Work to complete
Please copy every line from the following entries in which the word "aggregate" appears.

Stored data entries
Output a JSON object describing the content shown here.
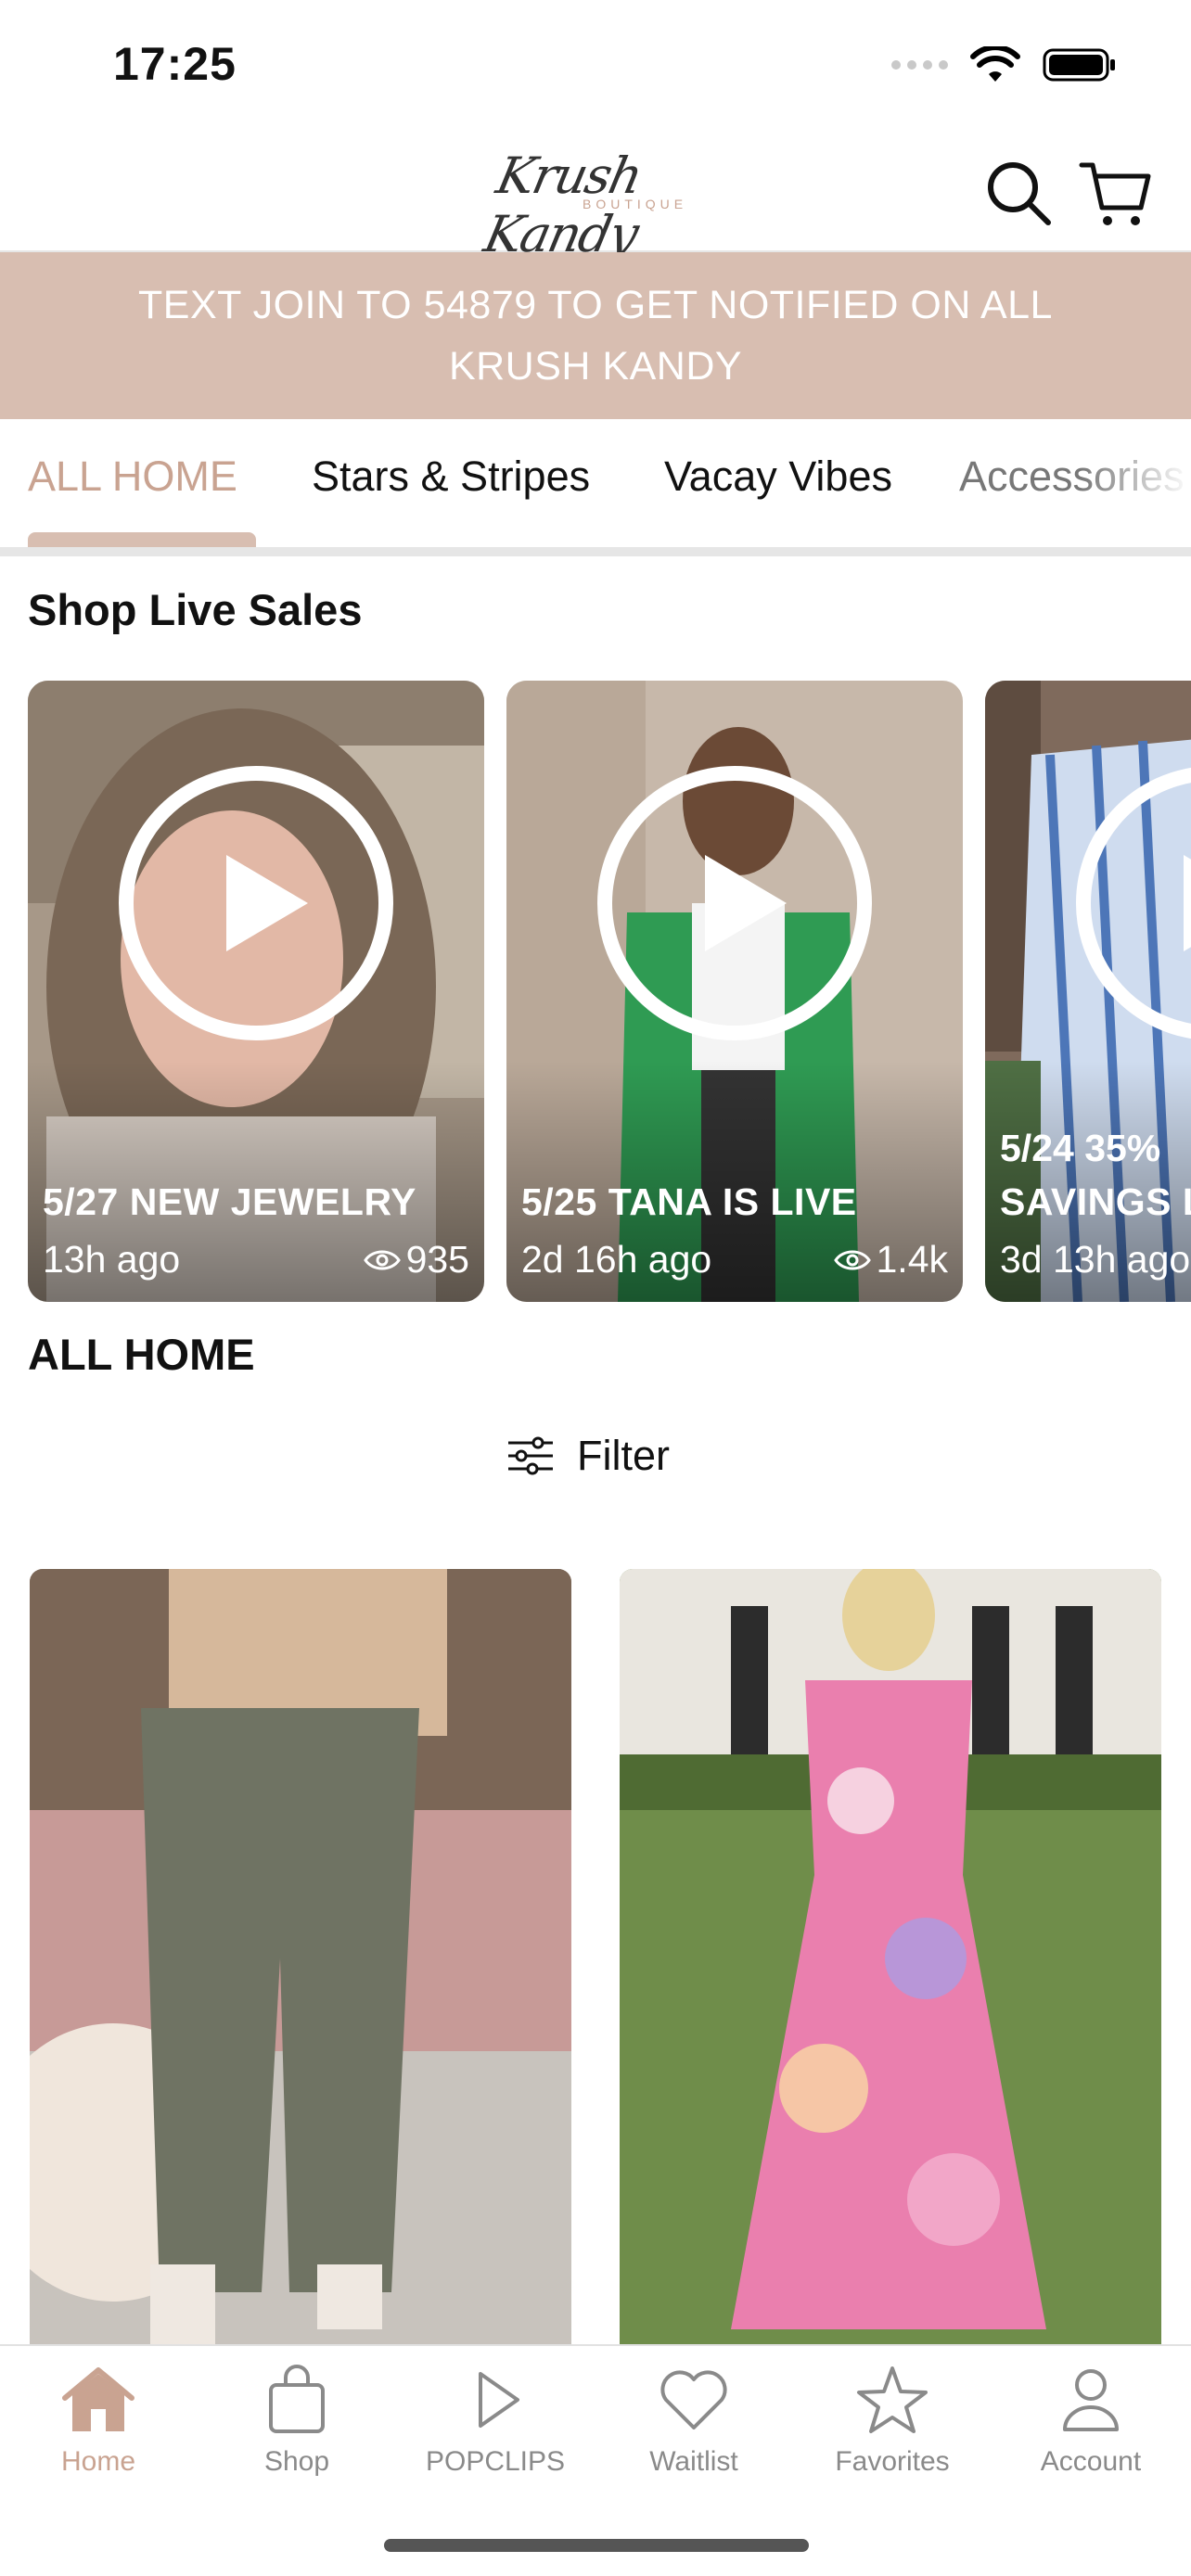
{
  "status_bar": {
    "time": "17:25"
  },
  "header": {
    "logo_script": "Krush Kandy",
    "logo_sub": "BOUTIQUE",
    "search_icon": "search-icon",
    "cart_icon": "cart-icon"
  },
  "banner": {
    "text": "TEXT JOIN TO 54879 TO GET NOTIFIED ON ALL KRUSH KANDY"
  },
  "tabs": [
    {
      "label": "ALL HOME",
      "active": true
    },
    {
      "label": "Stars & Stripes",
      "active": false
    },
    {
      "label": "Vacay Vibes",
      "active": false
    },
    {
      "label": "Accessories",
      "active": false
    }
  ],
  "live_section": {
    "title": "Shop Live Sales",
    "cards": [
      {
        "title": "5/27 NEW JEWELRY",
        "time": "13h ago",
        "views": "935"
      },
      {
        "title": "5/25 TANA IS LIVE",
        "time": "2d 16h ago",
        "views": "1.4k"
      },
      {
        "title_line1": "5/24 35%",
        "title_line2": "SAVINGS L",
        "time": "3d 13h ago"
      }
    ]
  },
  "products_section": {
    "title": "ALL HOME",
    "filter_label": "Filter"
  },
  "bottom_nav": [
    {
      "label": "Home",
      "icon": "home-icon",
      "active": true
    },
    {
      "label": "Shop",
      "icon": "bag-icon",
      "active": false
    },
    {
      "label": "POPCLIPS",
      "icon": "play-icon",
      "active": false
    },
    {
      "label": "Waitlist",
      "icon": "heart-icon",
      "active": false
    },
    {
      "label": "Favorites",
      "icon": "star-icon",
      "active": false
    },
    {
      "label": "Account",
      "icon": "user-icon",
      "active": false
    }
  ],
  "colors": {
    "accent": "#c9a391",
    "banner_bg": "#d8beb1",
    "nav_inactive": "#8a8a8a"
  }
}
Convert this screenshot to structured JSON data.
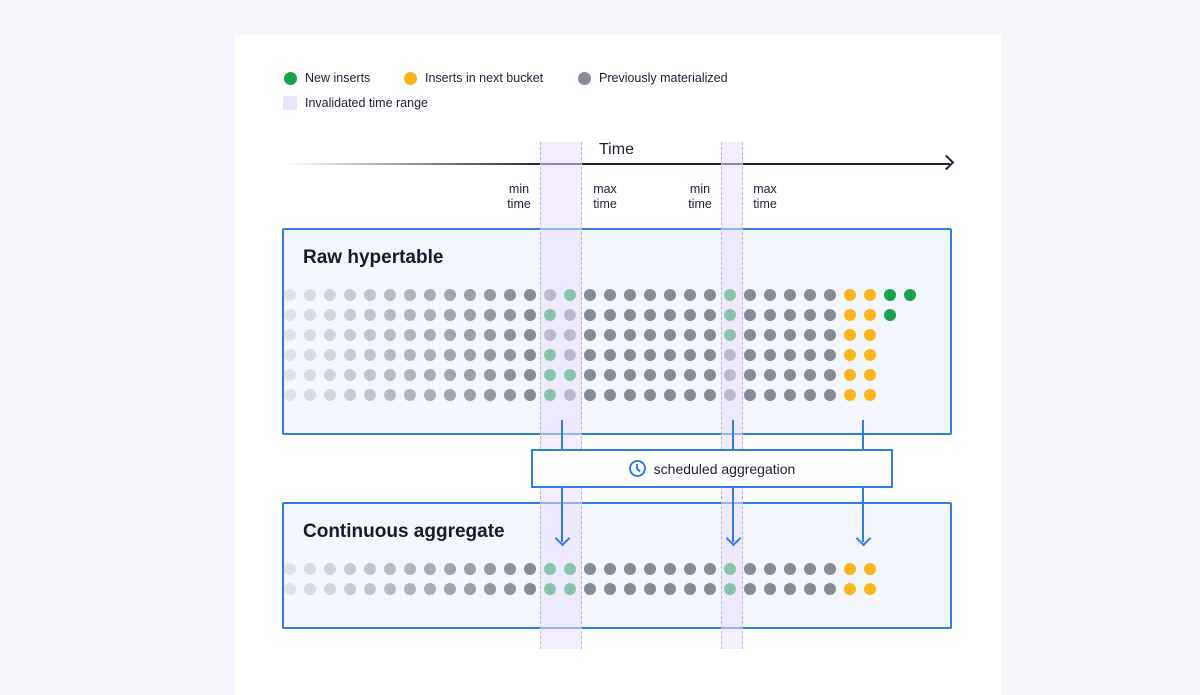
{
  "legend": [
    {
      "label": "New inserts",
      "color": "#17a44c",
      "shape": "dot"
    },
    {
      "label": "Inserts in next bucket",
      "color": "#fbb41a",
      "shape": "dot"
    },
    {
      "label": "Previously materialized",
      "color": "#878b97",
      "shape": "dot"
    },
    {
      "label": "Invalidated time range",
      "color": "#ece3fc",
      "shape": "square"
    }
  ],
  "axis": {
    "label": "Time"
  },
  "ticks": [
    {
      "line1": "min",
      "line2": "time"
    },
    {
      "line1": "max",
      "line2": "time"
    },
    {
      "line1": "min",
      "line2": "time"
    },
    {
      "line1": "max",
      "line2": "time"
    }
  ],
  "raw": {
    "title": "Raw hypertable",
    "rows": [
      "PPPPPPPPPPPPPPNPPPPPPPNPPPPPYYNN",
      "PPPPPPPPPPPPPNPPPPPPPPNPPPPPYYN",
      "PPPPPPPPPPPPPPPPPPPPPPNPPPPPYY",
      "PPPPPPPPPPPPPNPPPPPPPPPPPPPPYY",
      "PPPPPPPPPPPPPNNPPPPPPPPPPPPPYY",
      "PPPPPPPPPPPPPNPPPPPPPPPPPPPPYY"
    ]
  },
  "aggregate": {
    "title": "Continuous aggregate",
    "rows": [
      "PPPPPPPPPPPPPNNPPPPPPPNPPPPPYY",
      "PPPPPPPPPPPPPNNPPPPPPPNPPPPPYY"
    ]
  },
  "process": {
    "label": "scheduled aggregation",
    "icon": "clock-icon"
  },
  "colors": {
    "N": "#17a44c",
    "Y": "#fbb41a",
    "P": "#878b97",
    "accent": "#2f7de1"
  }
}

Exercise response
  "aggregate": {
    "title": "Continuous aggregate",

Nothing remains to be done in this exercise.